Ecosystem services are the direct and indirect benefits ecosystems provide us, humans, with. There are many different kinds of benefits ecosystems provide, it all depends on the ecosystem and how healthy it is. When ecosystems are degraded and damaged they provide us with less benefits.
Let’s look at forests. A forest can provide us with food, it helps maintain water cycles and prevent floods, forests are nature and nature is good for our mental health, they hold natural resources with the obvious one being wood, and much more. Mangrove forests, specifically, protect shorelines and riverbeds from erosion and storm or wave damage. They are very effective carbon sinks and are fish nurseries which means they are productive fishing grounds for locals. Mangroves, like all forests, also provide us with natural medicines.
Kelp forests, the underwater equivalent of a forest, provide us with fish to eat, habitat for charismatic wildlife that we visit on eco-tours or while doing water sports, they are wave breakers and capture carbon from the oceans’ waters. The kelp itself can be harvested and used in various products such as pudding and toothpaste, it is also edible in many cases.

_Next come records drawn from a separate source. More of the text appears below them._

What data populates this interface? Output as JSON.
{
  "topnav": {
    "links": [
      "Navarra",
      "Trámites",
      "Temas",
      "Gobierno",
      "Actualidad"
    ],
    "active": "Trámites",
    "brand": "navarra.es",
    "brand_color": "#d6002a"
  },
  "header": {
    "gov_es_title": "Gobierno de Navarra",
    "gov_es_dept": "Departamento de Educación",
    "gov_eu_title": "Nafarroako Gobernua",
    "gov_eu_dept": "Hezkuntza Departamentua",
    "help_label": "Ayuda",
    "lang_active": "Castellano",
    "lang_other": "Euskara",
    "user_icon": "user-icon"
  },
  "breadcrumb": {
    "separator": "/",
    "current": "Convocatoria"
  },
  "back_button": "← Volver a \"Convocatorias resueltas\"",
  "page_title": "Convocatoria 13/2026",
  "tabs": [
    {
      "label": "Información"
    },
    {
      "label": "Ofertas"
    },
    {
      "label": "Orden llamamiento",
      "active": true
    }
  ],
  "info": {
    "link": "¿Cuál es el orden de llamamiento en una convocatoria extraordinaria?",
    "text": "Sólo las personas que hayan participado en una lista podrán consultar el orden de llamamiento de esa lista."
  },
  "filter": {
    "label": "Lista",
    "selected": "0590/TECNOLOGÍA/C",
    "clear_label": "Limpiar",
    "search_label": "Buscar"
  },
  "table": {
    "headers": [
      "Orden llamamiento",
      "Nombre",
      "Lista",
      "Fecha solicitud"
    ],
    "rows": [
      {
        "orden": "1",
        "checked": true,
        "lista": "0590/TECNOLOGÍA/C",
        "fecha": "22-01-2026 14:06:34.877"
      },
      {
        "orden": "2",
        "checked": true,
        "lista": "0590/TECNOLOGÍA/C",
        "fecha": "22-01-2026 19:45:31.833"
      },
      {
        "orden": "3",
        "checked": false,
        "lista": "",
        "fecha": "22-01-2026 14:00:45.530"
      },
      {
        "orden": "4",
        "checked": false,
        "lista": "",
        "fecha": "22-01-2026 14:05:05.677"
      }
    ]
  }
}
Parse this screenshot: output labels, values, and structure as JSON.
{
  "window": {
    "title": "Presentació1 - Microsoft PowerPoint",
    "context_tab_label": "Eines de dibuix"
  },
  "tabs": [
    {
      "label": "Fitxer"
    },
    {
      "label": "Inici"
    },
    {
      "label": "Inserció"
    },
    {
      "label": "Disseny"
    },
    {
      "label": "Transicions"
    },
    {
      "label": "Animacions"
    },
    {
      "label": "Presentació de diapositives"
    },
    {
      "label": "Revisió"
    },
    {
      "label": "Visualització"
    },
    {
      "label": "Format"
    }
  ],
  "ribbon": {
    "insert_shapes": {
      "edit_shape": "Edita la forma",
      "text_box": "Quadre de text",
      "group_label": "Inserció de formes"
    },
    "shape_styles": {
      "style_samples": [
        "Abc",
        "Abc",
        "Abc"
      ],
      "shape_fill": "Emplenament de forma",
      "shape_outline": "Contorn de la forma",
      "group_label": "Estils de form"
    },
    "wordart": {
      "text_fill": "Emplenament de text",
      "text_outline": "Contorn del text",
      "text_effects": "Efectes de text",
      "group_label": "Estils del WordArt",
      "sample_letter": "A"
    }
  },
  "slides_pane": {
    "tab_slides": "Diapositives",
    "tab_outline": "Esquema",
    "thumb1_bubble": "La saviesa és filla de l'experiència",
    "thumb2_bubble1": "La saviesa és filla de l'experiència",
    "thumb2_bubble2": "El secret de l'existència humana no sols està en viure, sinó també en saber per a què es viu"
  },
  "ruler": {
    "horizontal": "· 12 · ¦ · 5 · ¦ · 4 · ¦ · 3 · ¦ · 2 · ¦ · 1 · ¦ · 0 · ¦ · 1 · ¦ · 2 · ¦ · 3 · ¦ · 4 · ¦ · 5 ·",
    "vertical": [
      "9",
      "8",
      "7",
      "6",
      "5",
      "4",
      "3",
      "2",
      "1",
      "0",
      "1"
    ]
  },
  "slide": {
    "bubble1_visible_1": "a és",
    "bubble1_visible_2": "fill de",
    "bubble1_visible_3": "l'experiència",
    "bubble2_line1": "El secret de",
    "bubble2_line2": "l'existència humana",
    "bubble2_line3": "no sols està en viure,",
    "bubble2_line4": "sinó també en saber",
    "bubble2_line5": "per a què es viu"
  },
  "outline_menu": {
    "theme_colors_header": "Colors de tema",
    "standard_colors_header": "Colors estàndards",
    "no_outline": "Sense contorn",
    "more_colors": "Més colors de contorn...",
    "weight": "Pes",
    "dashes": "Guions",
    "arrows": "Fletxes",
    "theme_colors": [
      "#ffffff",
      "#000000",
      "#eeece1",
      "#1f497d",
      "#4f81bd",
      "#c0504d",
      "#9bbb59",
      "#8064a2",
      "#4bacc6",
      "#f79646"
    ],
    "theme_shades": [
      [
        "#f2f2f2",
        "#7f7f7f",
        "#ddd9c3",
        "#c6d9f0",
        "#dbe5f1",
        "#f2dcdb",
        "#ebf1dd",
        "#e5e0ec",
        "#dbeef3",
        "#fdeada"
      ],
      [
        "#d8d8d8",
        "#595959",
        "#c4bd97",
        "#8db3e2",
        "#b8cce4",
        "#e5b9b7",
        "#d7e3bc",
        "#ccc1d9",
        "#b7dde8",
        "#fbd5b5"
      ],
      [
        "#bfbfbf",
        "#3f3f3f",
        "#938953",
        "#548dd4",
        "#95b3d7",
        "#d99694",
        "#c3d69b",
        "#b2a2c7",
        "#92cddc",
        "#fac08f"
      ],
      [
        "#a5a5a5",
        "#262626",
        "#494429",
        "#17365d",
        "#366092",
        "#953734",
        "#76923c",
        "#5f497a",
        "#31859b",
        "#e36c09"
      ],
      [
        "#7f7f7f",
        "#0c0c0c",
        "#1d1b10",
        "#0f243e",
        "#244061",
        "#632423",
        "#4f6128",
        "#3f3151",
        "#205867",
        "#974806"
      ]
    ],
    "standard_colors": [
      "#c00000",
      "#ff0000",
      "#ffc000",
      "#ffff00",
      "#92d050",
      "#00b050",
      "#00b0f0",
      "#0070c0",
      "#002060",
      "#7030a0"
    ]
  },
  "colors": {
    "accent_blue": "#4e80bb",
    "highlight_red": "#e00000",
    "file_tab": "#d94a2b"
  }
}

Even deserts provide us with ecosystem services such as; medicines, water and food from their native plants, they provide nutrients for ocean creature as the sands blow into the oceans and they are culturally important for many peoples.
These benefits are slowly lost or degraded as the ecosystem degrades. Reasons for degradation are plenty from direct destruction to pollution to climate change. However, we would face a multitude of challenges without ecosystem services. Coastal wetlands and shallow marine ecosystems can help us counter erosion and sea level rise, they are also great carbon sinks together with tropical forests. Many medicines have been discovered thanks to natural compounds found in nature. More than 3 billion people rely on the oceans as their primary protein source. Can you imagine a world where we stand to lose all of that? That world is the one you live in.
Start making a difference and plant mangroves today.
Sustainability Manager and Co-Founder of White Green Blue.
Layla is on a mission to create positive impact and to spread awareness about our beautiful home. As a marine conservationist and PADI Dive Master her passion is the marine world and, of course, mangroves. She is the author of our Ecology and Culture blog series. Stephen Olefs, our Community Development Coordinator, is taking the lead in our Green Tech blog series.